Find how many lines in the data below mention "this". Give the number only.

▶ [Exercise input]:
"""

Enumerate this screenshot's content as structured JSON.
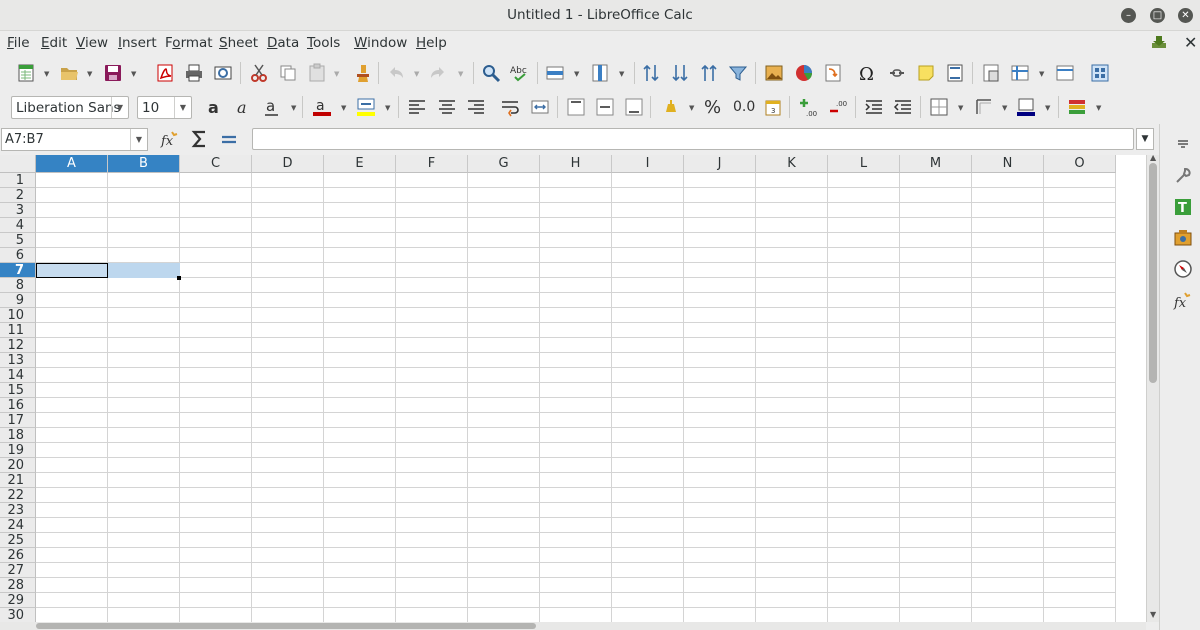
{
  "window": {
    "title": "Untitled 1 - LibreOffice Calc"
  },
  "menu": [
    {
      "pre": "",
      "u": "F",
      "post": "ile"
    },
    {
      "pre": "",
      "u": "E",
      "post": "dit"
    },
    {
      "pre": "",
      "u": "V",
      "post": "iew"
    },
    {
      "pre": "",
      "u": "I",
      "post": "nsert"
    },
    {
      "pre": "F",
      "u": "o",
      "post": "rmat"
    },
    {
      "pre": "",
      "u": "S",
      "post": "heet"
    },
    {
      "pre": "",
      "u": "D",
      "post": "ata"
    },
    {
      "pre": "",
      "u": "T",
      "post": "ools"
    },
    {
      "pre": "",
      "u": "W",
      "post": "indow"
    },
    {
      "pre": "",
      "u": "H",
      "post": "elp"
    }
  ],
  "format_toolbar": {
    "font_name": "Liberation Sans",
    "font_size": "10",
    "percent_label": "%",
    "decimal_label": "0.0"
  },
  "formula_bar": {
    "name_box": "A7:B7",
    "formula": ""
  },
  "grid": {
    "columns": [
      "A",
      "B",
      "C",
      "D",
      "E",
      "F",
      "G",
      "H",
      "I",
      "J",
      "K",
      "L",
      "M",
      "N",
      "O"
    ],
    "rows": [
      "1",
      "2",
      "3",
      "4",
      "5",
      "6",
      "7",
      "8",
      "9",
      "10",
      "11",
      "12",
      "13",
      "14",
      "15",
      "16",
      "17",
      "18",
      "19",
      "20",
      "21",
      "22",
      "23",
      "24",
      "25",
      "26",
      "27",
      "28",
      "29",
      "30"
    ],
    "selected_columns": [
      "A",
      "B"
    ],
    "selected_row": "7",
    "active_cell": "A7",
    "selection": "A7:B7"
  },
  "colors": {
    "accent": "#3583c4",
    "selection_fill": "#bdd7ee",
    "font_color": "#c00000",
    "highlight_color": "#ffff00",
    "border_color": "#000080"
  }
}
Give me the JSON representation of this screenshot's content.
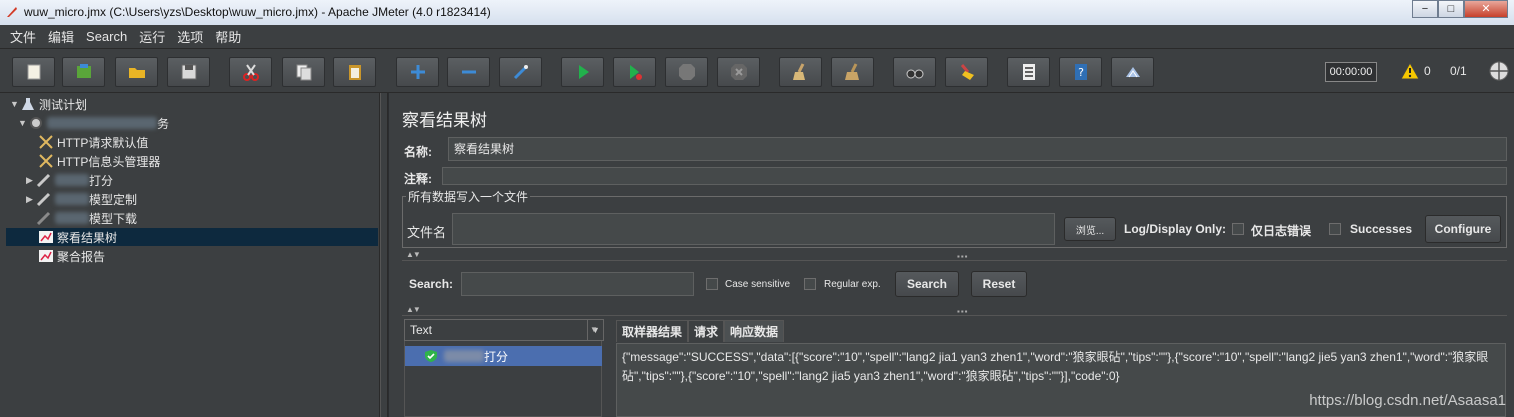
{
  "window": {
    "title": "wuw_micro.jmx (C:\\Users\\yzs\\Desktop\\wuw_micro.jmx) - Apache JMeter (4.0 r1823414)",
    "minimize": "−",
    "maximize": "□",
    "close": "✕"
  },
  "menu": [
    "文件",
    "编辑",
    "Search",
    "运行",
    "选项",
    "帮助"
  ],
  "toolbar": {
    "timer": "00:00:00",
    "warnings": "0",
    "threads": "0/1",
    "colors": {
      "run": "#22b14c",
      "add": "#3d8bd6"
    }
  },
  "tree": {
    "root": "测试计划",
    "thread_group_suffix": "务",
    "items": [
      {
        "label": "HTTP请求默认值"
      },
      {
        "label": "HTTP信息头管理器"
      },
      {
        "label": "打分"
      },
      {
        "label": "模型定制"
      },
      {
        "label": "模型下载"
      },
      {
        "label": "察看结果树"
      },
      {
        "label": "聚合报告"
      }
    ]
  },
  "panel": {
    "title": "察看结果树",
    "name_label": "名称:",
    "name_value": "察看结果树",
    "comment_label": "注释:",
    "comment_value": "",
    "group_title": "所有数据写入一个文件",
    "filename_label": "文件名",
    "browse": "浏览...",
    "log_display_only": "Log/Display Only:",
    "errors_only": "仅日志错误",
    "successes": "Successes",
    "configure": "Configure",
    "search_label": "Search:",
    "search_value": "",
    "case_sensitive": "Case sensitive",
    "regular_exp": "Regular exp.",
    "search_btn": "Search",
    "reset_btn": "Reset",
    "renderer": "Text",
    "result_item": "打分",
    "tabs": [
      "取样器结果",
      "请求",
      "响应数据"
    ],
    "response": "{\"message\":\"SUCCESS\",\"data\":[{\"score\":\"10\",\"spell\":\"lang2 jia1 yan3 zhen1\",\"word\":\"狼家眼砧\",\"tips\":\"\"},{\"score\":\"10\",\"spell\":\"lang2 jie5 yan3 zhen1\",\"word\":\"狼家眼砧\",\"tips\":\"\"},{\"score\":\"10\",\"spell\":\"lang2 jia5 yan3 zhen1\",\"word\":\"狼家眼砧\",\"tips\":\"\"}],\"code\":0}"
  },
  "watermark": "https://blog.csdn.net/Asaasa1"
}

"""
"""

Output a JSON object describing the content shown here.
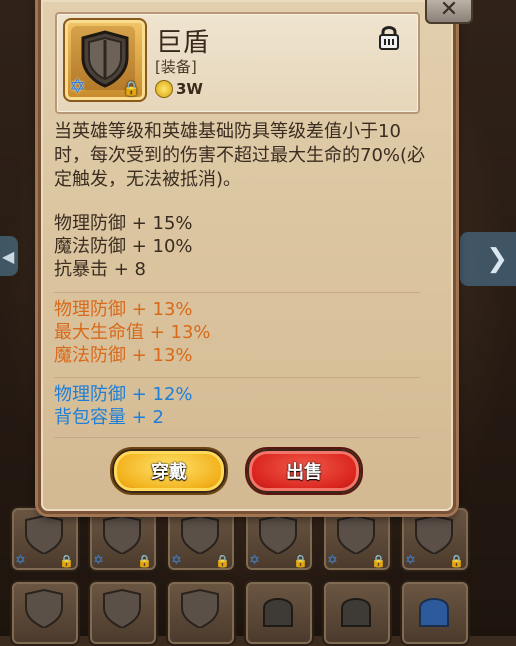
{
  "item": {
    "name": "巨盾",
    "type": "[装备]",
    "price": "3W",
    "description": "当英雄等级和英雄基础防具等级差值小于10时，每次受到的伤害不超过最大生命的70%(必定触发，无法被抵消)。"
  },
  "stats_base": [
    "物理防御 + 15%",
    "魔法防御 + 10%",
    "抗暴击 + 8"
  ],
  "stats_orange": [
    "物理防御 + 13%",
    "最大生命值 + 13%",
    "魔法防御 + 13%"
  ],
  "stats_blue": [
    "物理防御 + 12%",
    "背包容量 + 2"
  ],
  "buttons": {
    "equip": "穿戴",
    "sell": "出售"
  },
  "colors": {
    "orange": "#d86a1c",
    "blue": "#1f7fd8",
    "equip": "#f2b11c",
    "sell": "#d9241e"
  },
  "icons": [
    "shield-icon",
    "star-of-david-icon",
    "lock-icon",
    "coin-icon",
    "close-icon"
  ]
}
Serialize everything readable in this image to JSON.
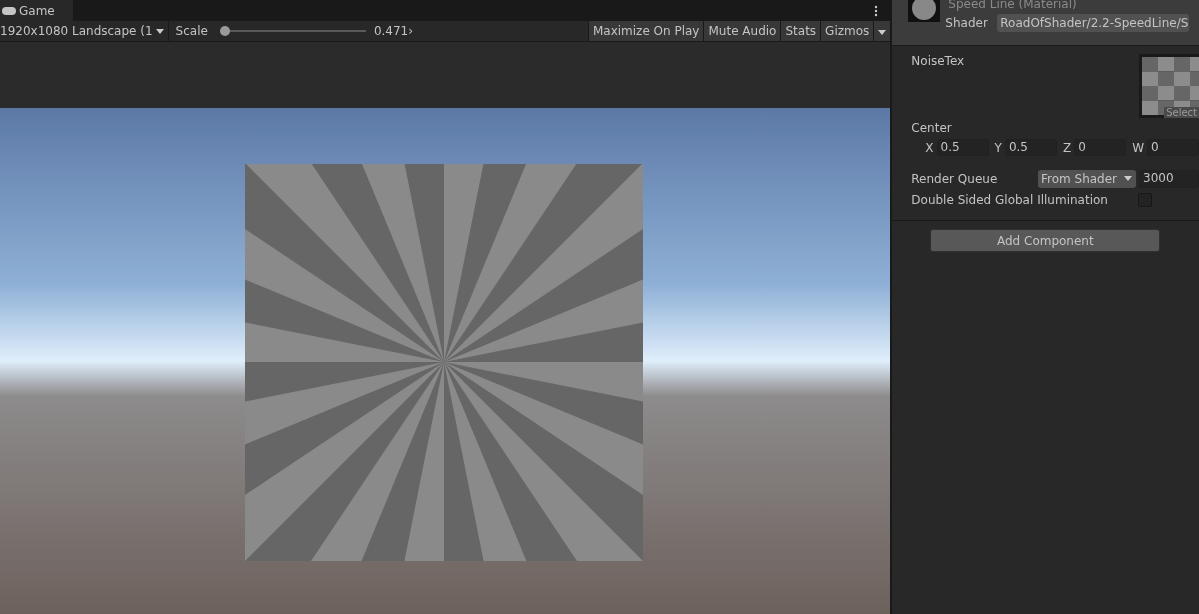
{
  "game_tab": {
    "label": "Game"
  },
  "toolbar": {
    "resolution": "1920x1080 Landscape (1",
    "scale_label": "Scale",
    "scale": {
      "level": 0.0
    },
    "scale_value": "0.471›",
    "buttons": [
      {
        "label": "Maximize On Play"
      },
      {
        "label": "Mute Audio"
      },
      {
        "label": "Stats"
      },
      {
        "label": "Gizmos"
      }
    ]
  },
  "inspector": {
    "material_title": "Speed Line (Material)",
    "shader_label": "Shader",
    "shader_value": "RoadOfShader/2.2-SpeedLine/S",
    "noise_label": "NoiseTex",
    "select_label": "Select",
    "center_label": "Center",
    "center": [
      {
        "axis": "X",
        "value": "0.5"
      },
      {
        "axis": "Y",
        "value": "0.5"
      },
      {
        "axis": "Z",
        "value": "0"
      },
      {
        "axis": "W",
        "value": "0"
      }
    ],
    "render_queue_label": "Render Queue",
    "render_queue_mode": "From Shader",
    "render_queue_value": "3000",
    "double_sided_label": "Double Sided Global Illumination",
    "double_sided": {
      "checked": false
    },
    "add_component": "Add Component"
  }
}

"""

▶ [Exercise answer]:
3